Your assignment: Report each line of the entries below that includes "user".

##### Source information

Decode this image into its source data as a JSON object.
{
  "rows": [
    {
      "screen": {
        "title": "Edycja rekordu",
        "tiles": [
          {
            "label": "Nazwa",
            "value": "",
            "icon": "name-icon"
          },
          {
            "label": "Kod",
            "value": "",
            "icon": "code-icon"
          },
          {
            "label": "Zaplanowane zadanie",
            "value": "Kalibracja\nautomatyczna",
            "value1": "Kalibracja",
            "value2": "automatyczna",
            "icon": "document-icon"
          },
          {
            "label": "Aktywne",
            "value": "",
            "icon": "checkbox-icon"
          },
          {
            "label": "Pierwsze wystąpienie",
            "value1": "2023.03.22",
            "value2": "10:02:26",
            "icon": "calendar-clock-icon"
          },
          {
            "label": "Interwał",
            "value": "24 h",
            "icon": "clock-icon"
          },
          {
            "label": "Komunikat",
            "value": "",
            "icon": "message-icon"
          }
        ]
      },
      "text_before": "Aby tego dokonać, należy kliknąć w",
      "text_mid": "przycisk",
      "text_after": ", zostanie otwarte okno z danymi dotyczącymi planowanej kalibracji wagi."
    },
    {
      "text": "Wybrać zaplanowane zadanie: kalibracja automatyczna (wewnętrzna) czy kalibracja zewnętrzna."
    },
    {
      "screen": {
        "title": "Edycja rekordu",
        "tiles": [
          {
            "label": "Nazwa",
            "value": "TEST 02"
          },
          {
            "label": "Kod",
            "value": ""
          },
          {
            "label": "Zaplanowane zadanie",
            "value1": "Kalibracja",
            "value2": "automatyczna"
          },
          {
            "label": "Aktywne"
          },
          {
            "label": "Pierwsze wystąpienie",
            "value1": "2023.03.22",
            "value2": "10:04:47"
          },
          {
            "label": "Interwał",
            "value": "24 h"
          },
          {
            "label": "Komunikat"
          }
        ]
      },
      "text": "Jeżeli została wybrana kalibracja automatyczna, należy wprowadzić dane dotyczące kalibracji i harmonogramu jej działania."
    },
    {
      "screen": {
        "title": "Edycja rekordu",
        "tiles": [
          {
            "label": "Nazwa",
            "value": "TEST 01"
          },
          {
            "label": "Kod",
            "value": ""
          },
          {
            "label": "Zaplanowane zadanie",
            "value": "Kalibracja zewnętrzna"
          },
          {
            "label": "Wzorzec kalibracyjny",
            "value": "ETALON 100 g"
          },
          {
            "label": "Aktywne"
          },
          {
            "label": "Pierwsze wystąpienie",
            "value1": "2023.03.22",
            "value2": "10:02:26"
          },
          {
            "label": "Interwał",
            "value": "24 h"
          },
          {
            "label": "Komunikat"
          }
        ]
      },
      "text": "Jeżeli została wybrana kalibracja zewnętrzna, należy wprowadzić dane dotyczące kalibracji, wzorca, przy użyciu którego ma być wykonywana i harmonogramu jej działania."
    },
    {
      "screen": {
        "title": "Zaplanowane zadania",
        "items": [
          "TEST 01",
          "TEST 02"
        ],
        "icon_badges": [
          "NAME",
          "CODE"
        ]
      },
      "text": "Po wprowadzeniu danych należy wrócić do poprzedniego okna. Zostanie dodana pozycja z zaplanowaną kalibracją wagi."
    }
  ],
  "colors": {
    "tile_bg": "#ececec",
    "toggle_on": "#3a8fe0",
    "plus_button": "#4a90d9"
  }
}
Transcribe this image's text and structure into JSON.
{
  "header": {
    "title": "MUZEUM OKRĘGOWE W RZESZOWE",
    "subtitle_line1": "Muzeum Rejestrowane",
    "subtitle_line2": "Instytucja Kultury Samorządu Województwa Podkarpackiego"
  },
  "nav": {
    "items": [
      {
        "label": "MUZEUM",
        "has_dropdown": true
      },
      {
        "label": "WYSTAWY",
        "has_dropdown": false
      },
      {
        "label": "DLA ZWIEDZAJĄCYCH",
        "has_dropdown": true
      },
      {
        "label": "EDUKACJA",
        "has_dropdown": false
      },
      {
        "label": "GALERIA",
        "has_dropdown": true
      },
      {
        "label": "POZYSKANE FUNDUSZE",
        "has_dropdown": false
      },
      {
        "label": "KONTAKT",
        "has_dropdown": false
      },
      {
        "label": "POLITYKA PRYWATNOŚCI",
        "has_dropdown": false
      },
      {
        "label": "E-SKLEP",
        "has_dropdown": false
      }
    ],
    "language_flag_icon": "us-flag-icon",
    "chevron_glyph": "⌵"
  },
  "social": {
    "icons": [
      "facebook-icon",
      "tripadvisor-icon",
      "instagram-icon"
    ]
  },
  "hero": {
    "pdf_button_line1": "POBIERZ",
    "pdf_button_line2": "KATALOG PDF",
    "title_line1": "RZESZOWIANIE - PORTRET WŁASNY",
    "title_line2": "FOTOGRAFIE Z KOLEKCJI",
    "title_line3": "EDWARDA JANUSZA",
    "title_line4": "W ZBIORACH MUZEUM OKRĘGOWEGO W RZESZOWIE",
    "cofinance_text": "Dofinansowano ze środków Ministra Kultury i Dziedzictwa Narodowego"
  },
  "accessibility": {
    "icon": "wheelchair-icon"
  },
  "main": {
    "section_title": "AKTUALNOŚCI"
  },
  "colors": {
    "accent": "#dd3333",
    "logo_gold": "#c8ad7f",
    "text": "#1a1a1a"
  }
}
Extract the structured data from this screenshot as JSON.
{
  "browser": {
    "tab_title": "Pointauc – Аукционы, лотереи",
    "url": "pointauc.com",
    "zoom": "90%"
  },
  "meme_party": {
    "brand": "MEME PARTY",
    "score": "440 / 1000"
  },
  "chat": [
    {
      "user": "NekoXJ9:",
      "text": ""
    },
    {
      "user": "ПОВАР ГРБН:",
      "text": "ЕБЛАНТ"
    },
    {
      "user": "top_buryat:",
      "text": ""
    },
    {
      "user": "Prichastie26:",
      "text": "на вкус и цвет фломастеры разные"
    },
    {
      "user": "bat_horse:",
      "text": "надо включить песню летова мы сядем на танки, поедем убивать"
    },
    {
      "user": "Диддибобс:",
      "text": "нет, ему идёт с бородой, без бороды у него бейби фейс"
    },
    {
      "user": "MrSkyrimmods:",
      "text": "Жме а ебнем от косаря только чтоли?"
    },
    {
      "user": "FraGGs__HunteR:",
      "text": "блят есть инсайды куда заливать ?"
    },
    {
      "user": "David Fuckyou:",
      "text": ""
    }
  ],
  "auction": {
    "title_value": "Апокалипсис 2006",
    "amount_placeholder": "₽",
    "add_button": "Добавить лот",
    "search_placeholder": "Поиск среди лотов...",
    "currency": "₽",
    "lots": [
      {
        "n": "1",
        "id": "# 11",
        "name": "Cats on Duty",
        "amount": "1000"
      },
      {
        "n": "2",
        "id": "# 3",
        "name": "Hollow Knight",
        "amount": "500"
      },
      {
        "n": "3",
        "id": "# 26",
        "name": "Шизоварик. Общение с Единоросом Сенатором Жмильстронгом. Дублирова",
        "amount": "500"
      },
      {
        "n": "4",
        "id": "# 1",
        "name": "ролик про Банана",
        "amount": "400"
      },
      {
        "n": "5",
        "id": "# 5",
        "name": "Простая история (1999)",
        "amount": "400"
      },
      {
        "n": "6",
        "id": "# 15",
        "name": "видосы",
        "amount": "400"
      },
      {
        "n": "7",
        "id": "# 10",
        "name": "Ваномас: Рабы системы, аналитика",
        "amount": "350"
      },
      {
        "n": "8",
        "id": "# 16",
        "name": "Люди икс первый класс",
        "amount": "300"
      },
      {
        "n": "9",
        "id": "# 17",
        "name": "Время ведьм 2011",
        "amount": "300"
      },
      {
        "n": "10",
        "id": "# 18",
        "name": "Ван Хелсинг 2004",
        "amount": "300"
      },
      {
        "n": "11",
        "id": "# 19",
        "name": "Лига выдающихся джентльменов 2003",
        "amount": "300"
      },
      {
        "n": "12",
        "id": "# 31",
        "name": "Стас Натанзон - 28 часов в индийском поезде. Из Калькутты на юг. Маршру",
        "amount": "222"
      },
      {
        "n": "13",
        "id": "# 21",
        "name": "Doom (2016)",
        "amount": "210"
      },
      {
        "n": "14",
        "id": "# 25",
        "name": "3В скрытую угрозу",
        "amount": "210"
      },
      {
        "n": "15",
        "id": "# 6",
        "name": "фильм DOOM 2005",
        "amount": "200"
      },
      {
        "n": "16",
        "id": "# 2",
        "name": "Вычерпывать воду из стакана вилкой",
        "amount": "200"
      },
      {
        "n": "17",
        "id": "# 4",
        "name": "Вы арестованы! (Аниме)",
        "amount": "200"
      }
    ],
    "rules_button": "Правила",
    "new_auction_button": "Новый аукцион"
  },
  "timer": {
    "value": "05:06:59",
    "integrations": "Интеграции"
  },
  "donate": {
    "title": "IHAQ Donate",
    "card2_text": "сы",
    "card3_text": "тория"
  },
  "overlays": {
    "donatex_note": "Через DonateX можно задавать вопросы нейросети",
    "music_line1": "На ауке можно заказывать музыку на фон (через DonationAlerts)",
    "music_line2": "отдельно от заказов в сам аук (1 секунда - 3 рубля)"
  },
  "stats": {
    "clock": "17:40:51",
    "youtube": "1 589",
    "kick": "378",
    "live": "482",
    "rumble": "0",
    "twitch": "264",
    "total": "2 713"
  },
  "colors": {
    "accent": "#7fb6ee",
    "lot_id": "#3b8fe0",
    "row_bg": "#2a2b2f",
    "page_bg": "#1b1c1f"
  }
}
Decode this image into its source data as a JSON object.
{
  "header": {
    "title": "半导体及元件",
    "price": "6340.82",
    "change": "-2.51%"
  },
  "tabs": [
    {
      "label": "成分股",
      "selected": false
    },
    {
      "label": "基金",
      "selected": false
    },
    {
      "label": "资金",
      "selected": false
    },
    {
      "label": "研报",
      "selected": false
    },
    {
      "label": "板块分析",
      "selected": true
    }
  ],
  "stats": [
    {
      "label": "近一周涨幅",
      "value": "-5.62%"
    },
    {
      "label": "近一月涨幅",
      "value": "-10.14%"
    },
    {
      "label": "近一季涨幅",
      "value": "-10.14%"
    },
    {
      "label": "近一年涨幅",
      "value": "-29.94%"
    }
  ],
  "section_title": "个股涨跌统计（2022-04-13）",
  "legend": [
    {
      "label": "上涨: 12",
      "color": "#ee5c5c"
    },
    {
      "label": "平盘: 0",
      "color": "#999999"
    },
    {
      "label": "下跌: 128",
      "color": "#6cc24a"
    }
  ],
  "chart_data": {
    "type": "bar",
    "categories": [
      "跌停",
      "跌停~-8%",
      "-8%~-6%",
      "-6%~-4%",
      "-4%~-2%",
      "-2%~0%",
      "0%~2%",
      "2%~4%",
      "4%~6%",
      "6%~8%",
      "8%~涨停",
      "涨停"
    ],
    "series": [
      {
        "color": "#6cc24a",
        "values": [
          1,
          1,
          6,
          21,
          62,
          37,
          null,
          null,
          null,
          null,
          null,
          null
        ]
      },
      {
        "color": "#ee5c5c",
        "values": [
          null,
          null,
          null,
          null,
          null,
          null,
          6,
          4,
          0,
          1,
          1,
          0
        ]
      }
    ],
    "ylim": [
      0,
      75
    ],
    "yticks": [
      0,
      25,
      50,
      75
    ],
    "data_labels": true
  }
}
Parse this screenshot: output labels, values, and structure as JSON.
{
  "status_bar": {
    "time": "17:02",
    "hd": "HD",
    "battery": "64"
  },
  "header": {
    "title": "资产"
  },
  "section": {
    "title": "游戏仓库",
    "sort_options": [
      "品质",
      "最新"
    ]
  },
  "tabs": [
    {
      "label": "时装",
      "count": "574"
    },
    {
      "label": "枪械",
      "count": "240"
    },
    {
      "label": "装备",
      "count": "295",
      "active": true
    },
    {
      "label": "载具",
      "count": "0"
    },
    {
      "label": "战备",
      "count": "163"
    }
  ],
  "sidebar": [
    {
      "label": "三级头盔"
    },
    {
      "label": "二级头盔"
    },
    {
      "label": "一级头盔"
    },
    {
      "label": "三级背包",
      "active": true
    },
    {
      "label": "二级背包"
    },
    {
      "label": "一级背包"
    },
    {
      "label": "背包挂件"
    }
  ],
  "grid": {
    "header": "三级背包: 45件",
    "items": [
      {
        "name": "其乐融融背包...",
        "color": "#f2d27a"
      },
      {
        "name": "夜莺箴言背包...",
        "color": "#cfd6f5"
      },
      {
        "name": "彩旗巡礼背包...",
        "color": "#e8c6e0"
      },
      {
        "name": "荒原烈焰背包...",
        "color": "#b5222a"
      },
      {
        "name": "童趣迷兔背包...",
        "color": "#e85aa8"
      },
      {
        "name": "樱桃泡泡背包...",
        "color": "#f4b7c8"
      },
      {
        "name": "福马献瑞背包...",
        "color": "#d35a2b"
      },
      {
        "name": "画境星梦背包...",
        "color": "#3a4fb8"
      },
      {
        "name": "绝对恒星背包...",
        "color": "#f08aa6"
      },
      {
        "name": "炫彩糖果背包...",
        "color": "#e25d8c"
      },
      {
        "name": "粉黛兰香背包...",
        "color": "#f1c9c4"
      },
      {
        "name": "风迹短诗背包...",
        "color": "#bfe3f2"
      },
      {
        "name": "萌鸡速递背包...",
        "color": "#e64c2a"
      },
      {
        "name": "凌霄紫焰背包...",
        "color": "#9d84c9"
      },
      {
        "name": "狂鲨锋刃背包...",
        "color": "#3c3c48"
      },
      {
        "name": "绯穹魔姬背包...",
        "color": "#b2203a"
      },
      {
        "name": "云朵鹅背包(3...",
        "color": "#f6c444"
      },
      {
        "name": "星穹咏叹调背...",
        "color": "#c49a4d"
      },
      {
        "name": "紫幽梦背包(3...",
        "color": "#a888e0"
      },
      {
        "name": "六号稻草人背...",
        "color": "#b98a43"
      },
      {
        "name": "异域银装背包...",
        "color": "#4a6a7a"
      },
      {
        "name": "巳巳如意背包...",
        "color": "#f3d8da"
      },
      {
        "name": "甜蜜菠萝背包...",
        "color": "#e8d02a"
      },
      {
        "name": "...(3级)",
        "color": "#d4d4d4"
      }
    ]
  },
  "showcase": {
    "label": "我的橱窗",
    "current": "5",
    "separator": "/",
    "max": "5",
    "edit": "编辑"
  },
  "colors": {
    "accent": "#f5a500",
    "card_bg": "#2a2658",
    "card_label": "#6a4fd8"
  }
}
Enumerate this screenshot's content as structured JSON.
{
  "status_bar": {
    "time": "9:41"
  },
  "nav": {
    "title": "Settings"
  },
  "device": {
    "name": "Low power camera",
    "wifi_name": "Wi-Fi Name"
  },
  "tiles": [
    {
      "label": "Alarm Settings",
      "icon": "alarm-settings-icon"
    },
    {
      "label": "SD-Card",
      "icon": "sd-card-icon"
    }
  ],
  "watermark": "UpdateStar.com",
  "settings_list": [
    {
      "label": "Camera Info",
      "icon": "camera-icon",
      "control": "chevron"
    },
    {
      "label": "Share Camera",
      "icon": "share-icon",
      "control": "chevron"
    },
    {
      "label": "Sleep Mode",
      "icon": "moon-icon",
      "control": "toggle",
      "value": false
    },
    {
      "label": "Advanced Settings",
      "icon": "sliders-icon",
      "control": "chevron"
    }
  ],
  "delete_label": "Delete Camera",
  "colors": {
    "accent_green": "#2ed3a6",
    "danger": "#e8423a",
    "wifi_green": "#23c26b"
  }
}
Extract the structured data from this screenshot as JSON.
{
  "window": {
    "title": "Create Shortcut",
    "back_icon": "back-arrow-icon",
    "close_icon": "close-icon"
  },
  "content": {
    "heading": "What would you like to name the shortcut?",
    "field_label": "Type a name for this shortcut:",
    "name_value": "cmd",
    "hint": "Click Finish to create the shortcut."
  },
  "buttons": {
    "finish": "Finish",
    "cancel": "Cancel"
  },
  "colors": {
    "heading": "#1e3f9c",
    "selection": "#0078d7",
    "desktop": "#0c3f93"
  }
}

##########

The completed task:
      "user": "NekoXJ9:",
      "user": "ПОВАР ГРБН:",
      "user": "top_buryat:",
      "user": "Prichastie26:",
      "user": "bat_horse:",
      "user": "Диддибобс:",
      "user": "MrSkyrimmods:",
      "user": "FraGGs__HunteR:",
      "user": "David Fuckyou:",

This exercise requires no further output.